### PROBLEM
From the entries below, gather each line containing the word "initials".

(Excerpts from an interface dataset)
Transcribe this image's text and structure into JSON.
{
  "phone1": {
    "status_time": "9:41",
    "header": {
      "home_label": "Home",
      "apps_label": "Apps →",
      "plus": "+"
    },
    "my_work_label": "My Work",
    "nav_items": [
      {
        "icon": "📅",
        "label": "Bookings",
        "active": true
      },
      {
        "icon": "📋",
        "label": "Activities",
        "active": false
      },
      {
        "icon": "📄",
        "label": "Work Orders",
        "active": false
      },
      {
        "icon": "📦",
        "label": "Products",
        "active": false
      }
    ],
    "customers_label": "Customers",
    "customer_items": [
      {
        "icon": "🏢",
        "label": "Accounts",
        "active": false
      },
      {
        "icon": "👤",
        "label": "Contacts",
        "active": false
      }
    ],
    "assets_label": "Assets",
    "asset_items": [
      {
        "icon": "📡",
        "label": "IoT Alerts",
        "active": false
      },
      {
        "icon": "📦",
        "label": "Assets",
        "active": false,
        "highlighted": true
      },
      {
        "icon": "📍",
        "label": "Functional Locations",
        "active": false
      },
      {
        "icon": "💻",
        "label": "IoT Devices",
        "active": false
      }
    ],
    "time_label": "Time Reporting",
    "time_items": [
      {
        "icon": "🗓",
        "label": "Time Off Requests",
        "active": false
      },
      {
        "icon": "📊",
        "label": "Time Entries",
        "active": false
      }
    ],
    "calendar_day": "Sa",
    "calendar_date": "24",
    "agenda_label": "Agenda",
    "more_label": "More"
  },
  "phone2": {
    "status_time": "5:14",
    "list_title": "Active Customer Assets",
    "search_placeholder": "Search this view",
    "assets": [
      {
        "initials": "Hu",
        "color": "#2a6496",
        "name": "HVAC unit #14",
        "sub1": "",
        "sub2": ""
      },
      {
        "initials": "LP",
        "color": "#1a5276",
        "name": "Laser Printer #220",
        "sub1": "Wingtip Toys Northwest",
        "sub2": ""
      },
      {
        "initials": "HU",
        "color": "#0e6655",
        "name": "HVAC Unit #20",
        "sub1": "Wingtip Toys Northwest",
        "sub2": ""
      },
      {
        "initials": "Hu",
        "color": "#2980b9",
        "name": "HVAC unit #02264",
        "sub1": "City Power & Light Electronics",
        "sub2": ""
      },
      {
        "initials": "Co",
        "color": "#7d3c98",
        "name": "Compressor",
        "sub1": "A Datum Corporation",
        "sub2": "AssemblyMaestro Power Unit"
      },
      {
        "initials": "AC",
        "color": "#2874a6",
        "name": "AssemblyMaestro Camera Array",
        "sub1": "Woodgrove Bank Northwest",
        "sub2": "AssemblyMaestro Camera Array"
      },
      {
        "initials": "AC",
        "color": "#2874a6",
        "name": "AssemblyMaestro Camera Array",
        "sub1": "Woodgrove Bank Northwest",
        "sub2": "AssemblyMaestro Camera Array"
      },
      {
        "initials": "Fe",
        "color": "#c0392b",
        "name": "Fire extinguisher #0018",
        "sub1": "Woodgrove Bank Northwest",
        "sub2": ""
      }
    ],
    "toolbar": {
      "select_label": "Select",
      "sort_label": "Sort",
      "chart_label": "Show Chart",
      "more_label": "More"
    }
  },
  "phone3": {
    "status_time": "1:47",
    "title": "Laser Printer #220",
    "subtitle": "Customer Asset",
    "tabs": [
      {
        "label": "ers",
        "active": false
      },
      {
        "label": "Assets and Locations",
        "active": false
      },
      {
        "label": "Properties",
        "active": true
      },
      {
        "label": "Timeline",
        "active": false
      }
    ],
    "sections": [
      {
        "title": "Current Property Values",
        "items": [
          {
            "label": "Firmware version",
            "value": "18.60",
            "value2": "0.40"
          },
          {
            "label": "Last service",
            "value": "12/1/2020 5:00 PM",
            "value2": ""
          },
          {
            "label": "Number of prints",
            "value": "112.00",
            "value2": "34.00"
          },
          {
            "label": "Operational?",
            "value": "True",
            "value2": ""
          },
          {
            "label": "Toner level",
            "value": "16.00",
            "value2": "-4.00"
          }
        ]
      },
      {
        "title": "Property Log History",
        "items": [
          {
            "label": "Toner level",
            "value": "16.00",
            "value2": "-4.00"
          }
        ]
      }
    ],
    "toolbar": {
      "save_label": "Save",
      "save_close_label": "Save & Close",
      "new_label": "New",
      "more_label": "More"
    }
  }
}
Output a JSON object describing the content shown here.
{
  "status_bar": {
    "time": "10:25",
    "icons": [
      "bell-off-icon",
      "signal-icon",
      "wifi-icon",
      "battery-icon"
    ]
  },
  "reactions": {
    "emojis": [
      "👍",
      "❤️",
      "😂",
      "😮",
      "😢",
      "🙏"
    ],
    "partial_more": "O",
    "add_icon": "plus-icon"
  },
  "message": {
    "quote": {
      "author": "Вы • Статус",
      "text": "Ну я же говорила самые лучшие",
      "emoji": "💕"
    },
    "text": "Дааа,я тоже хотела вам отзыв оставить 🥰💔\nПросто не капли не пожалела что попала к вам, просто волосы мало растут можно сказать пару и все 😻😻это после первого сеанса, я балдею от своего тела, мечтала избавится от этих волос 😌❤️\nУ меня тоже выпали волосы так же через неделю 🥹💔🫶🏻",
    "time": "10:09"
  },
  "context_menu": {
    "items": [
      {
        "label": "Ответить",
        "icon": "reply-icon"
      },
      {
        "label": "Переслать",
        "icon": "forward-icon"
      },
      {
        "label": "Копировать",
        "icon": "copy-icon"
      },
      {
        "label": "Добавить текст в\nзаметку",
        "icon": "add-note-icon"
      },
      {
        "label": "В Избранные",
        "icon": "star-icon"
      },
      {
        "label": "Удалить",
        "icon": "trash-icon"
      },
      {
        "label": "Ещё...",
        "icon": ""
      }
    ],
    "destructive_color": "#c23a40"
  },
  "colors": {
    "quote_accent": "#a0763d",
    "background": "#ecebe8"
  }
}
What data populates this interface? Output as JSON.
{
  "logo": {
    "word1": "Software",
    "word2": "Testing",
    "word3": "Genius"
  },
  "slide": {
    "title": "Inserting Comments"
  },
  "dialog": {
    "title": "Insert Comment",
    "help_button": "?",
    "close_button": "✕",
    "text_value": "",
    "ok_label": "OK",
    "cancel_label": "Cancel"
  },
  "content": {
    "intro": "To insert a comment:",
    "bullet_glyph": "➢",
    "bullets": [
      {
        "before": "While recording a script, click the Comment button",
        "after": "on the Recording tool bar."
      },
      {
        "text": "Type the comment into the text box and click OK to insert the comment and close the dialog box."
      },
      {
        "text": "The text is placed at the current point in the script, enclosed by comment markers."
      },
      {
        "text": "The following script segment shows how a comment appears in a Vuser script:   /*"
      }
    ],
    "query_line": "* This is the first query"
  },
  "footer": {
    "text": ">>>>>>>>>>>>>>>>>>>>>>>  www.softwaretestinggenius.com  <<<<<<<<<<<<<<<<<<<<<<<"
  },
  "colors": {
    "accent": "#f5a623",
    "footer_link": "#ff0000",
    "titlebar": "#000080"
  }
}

### EXERCISE SOLUTION
        "initials": "Hu",
        "initials": "LP",
        "initials": "HU",
        "initials": "Hu",
        "initials": "Co",
        "initials": "AC",
        "initials": "AC",
        "initials": "Fe",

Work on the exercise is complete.